Going through the entries below, count each line that holds "JSON" and give only the total.

[Information shown — start]

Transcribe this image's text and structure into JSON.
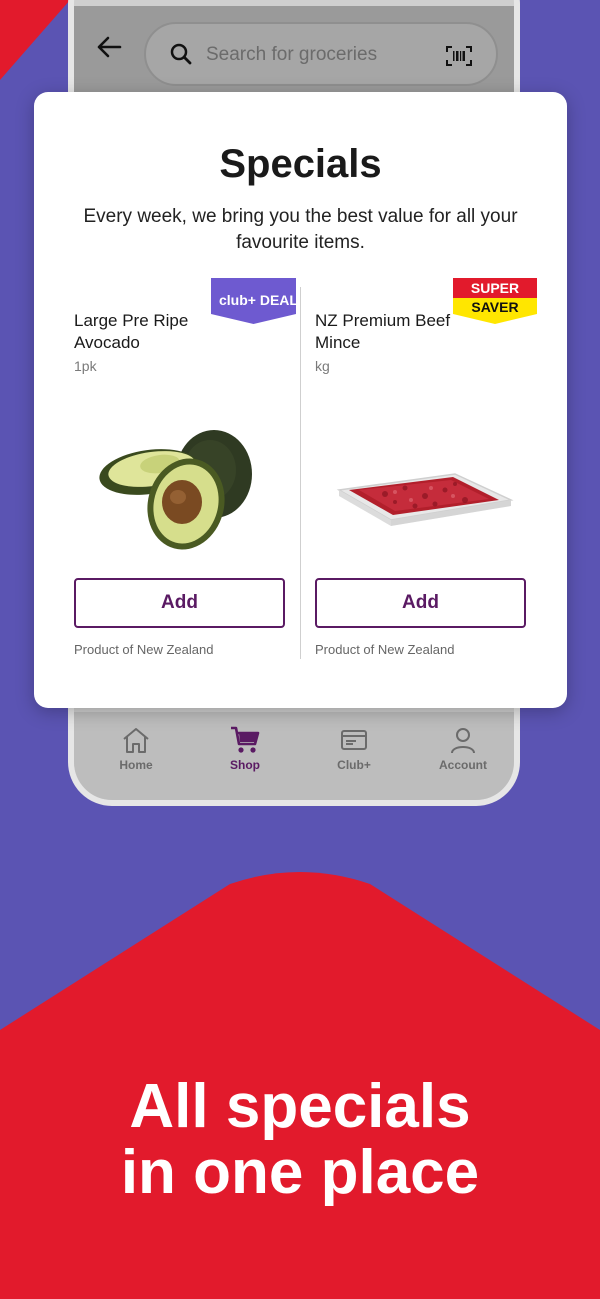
{
  "search": {
    "placeholder": "Search for groceries"
  },
  "card": {
    "title": "Specials",
    "subtitle": "Every week, we bring you the best value for all your favourite items."
  },
  "products": [
    {
      "name": "Large Pre Ripe Avocado",
      "unit": "1pk",
      "add_label": "Add",
      "origin": "Product of New Zealand",
      "badge": "club+ DEAL"
    },
    {
      "name": "NZ Premium Beef Mince",
      "unit": "kg",
      "add_label": "Add",
      "origin": "Product of New Zealand",
      "badge_top": "SUPER",
      "badge_bottom": "SAVER"
    }
  ],
  "nav": [
    {
      "label": "Home",
      "icon": "home-icon"
    },
    {
      "label": "Shop",
      "icon": "cart-icon"
    },
    {
      "label": "Club+",
      "icon": "card-icon"
    },
    {
      "label": "Account",
      "icon": "person-icon"
    }
  ],
  "headline": {
    "line1": "All specials",
    "line2": "in one place"
  },
  "colors": {
    "purple_bg": "#5b54b3",
    "brand_red": "#e21a2c",
    "accent_purple": "#5a1a63",
    "saver_yellow": "#ffe600"
  }
}
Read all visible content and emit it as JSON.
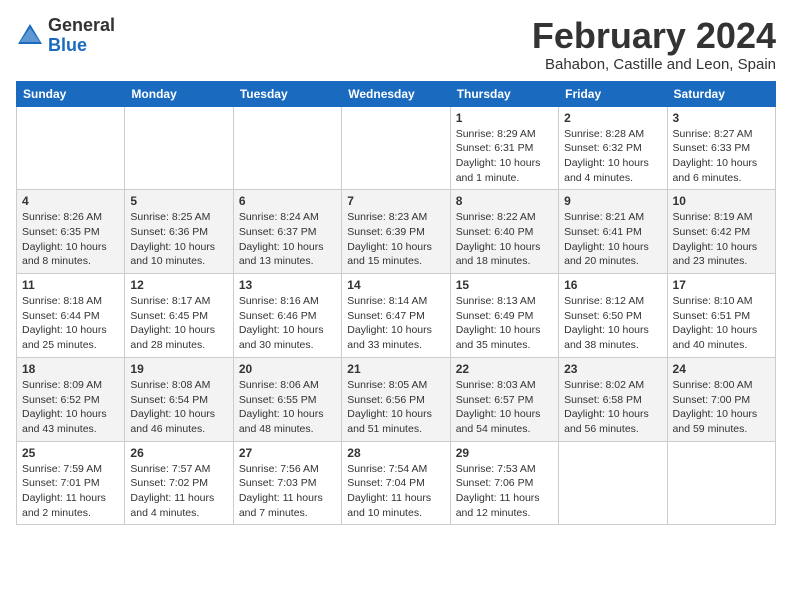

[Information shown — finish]

## Task result
2